The Rajya Sabha today saw several adjournments as the government and opposition benches sparred over rules when the House was to take up a bill to amend Mines Act amid demands for sending it to a Select Committee of Parliament.
Trouble started as soon as Steel and Mines Minister Narendra Singh Tomar moved the motion for the passage of the Mines and Minerals (Development and Regulation) Amendment Bill, 2015.
An amendment was moved by several opposition members including Jesudasu Seelam (Congress) and P Rajeeve (CPI M), who wanted the Bill to be referred to a Select Committee.
Treasury benches held that there should be a discussion on the Bill, which they claimed was in the interest of states with sizeable tribal populations.
The opposition members disagreed, demanding a vote first on whether the Bill should be referred to a Select Committee.
Members from both the government as well as opposition members quoted rules to buttress their arguments. This continued for more than an hour, during which the House was adjourned thrice, for brief spells.
Deputy Chairman PJ Kurien tried to find a solution to the question whether there should be a discussion or not.

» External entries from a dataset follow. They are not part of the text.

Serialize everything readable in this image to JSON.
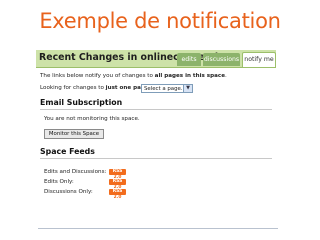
{
  "slide_title": "Exemple de notification",
  "header": {
    "title": "Recent Changes in onlineconnections",
    "tabs": [
      "edits",
      "discussions",
      "notify me"
    ]
  },
  "intro": {
    "prefix": "The links below notify you of changes to ",
    "bold": "all pages in this space",
    "suffix": "."
  },
  "one_page": {
    "prefix": "Looking for changes to ",
    "bold": "just one page",
    "suffix": "?",
    "select_value": "Select a page..."
  },
  "email": {
    "heading": "Email Subscription",
    "status": "You are not monitoring this space.",
    "button": "Monitor this Space"
  },
  "feeds": {
    "heading": "Space Feeds",
    "items": [
      {
        "label": "Edits and Discussions:",
        "badge_left": "RSS",
        "badge_right": "2.0"
      },
      {
        "label": "Edits Only:",
        "badge_left": "RSS",
        "badge_right": "2.0"
      },
      {
        "label": "Discussions Only:",
        "badge_left": "RSS",
        "badge_right": "2.0"
      }
    ]
  },
  "colors": {
    "title": "#e8621c",
    "header_bg": "#cde2a8",
    "tab_bg": "#8cb36b",
    "rss": "#f26c1d"
  }
}
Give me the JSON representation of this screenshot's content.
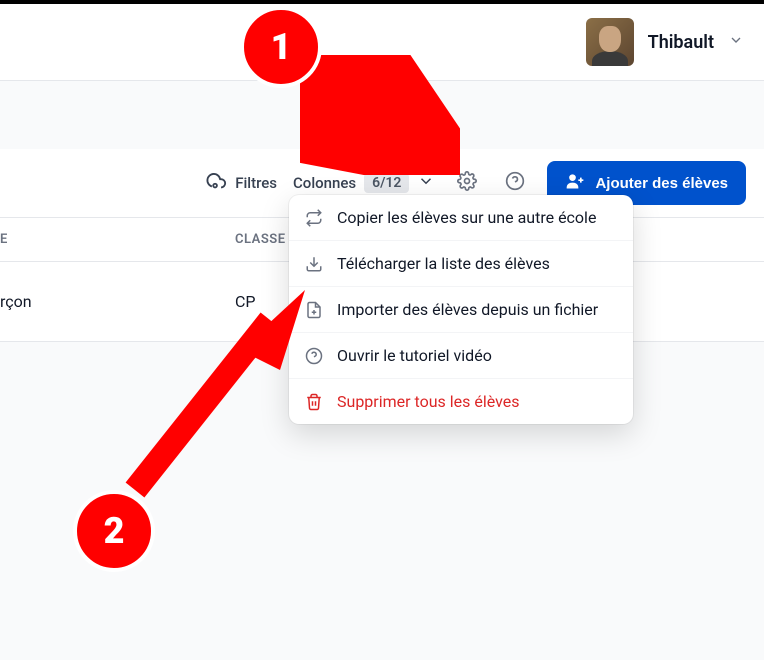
{
  "header": {
    "username": "Thibault"
  },
  "toolbar": {
    "filters_label": "Filtres",
    "columns_label": "Colonnes",
    "columns_count": "6/12",
    "add_button_label": "Ajouter des élèves"
  },
  "table": {
    "headers": {
      "e": "E",
      "classe": "CLASSE"
    },
    "rows": [
      {
        "e": "rçon",
        "classe": "CP"
      }
    ]
  },
  "menu": {
    "items": [
      {
        "label": "Copier les élèves sur une autre école",
        "icon": "swap-icon"
      },
      {
        "label": "Télécharger la liste des élèves",
        "icon": "download-icon"
      },
      {
        "label": "Importer des élèves depuis un fichier",
        "icon": "file-plus-icon"
      },
      {
        "label": "Ouvrir le tutoriel vidéo",
        "icon": "help-circle-icon"
      },
      {
        "label": "Supprimer tous les élèves",
        "icon": "trash-icon",
        "danger": true
      }
    ]
  },
  "annotations": {
    "step1": "1",
    "step2": "2"
  }
}
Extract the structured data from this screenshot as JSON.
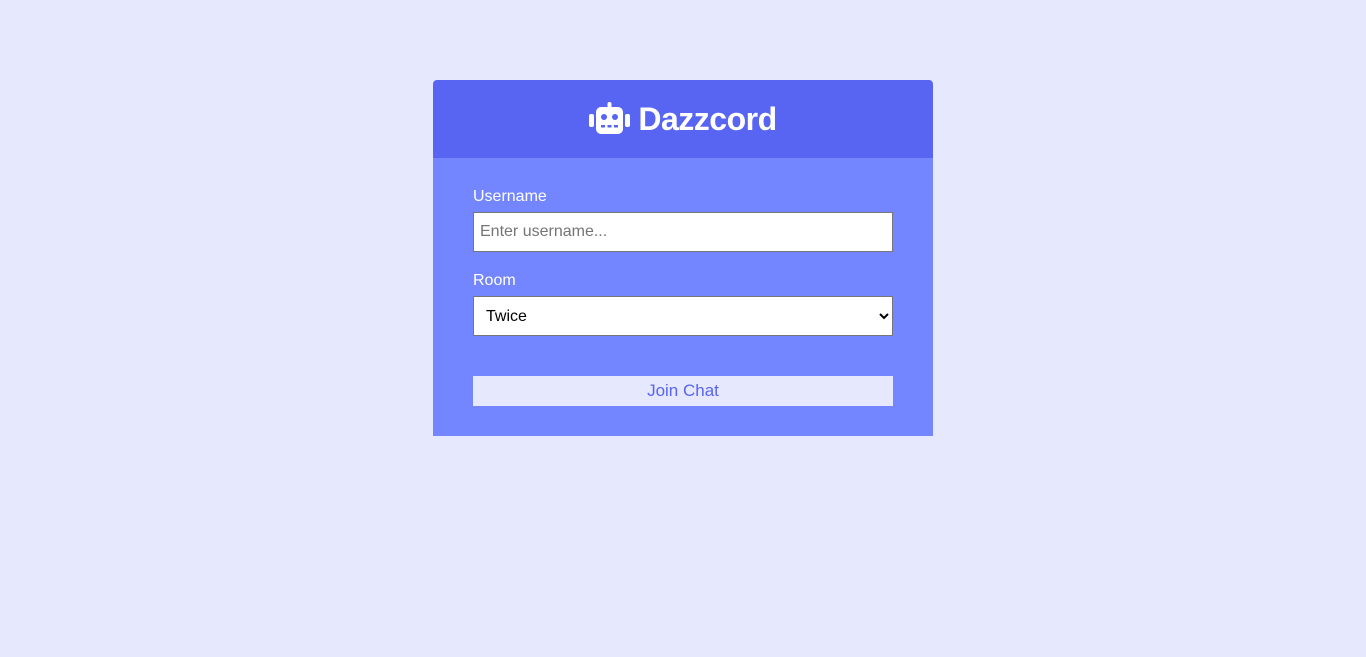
{
  "header": {
    "title": "Dazzcord",
    "icon": "robot-icon"
  },
  "form": {
    "username": {
      "label": "Username",
      "placeholder": "Enter username...",
      "value": ""
    },
    "room": {
      "label": "Room",
      "selected": "Twice"
    },
    "submit_label": "Join Chat"
  },
  "colors": {
    "background": "#e6e8fe",
    "header": "#5865f2",
    "panel": "#7386ff",
    "button_text": "#5865f2"
  }
}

CPI (M) P Rajeeve said a motion for sending the Bill to a Select Committee had been moved by the opposition and in case it is defeated, there could be lots of discussion.
Leader of Opposition Ghulam Nabi Azad criticised the government claiming it was pushing legislations bypassing the detailed scrutiny of Parliamentary committees.
Leader of the House and Finance Minister Arun Jaitley said the bills were a matter of “urgency” and that the opposition was trying to retain obsolete laws to “delay the benefits” going to tribals and poorer sections.
He termed it as a conspiracy against the tribal states.
Jaitley said the goverment is in disagreement with the view that the motion to refer a Bill to a select committee should be taken without a discussion just because the numbers are on a particular side.
“Debate is not an empty formality. It is an act of persuading other members,” he said, while emphasising that the larger public interest has to be kept in mind.
He asked members to imagine the “converse” situation, wherein a particular group, if in majority, insists that its Bills be considered without a discussion.
With both sides insistent, Deputy Chairman Kurien said he too was trying to understand the matter.
As members quoted various rules, Kurien wanted to know if there was a precedent as per which a vote on the motion could be allowed without a discussion. “Why do you want it without discussion?” he asked.